Binds peptides derived from antigens that access the endocytic route of antigen presenting cells (APC) and presents them on the cell surface for recognition by the CD4 T-cells. The peptide binding cleft accommodates peptides of 10-30 residues. The peptides presented by MHC class II molecules are generated mostly by degradation of proteins that access the endocytic route, where they are processed by lysosomal proteases and other hydrolases. Exogenous antigens that have been endocytosed by the APC are thus readily available for presentation via MHC II molecules, and for this reason this antigen presentation pathway is usually referred to as exogenous. As membrane proteins on their way to degradation in lysosomes as part of their normal turn-over are also contained in the endosomal/lysosomal compartments, exogenous antigens must compete with those derived from endogenous components. Autophagy is also a source of endogenous peptides, autophagosomes constitutively fuse with MHC class II loading compartments. In addition to APCs, other cells of the gastrointestinal tract, such as epithelial cells, express MHC class II molecules and CD74 and act as APCs, which is an unusual trait of the GI tract. To produce a MHC class II molecule that presents an antigen, three MHC class II molecules (heterodimers of an alpha and a beta chain) associate with a CD74 trimer in the ER to form a heterononamer. Soon after the entry of this complex into the endosomal/lysosomal system where antigen processing occurs, CD74 undergoes a sequential degradation by various proteases, including CTSS and CTSL, leaving a small fragment termed CLIP (class-II-associated invariant chain peptide). The removal of CLIP is facilitated by HLA-DM via direct binding to the alpha-beta-CLIP complex so that CLIP is released. HLA-DM stabilizes MHC class II molecules until primary high affinity antigenic peptides are bound. The MHC II molecule bound to a peptide is then transported to the cell membrane surface. In B-cells, the interaction between HLA-DM and MHC class II molecules is regulated by HLA-DO. Primary dendritic cells (DCs) also to express HLA-DO. Lysosomal microenvironment has been implicated in the regulation of antigen loading into MHC II molecules, increased acidification produces increased proteolysis and efficient peptide loading.
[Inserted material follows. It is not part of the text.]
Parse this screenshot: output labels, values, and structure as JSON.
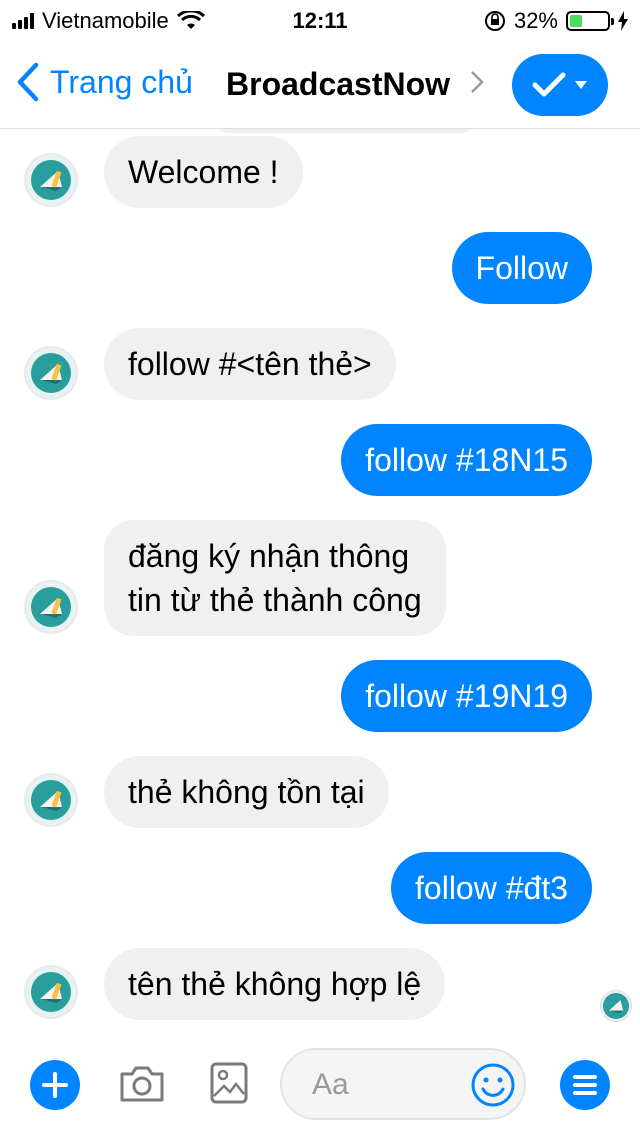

Gene Name:
HLA-DPB1
Uniprot ID:
P04440
Molecular Weight:
29159.195 Da
References
  1. Amicosante M, Berretta F, Dweik R, Saltini C: Role of high-affinity HLA-DP specific CLIP-derived peptides in beryllium binding to the HLA-DPGlu69 berylliosis-associated molecules and presentation to beryllium-sensitized T cells. Immunology. 2009 Sep;128(1 Suppl):e462-70. doi: 10.1111/j.1365-2567.2008.03000.x. Epub 2008 Dec 23. [19191908 ]
  2. ATSDR - Agency for Toxic Substances and Disease Registry (2002). Toxicological profile for beryllium. U.S. Public Health Service in collaboration with U.S. Environmental Protection Agency (EPA). [Link]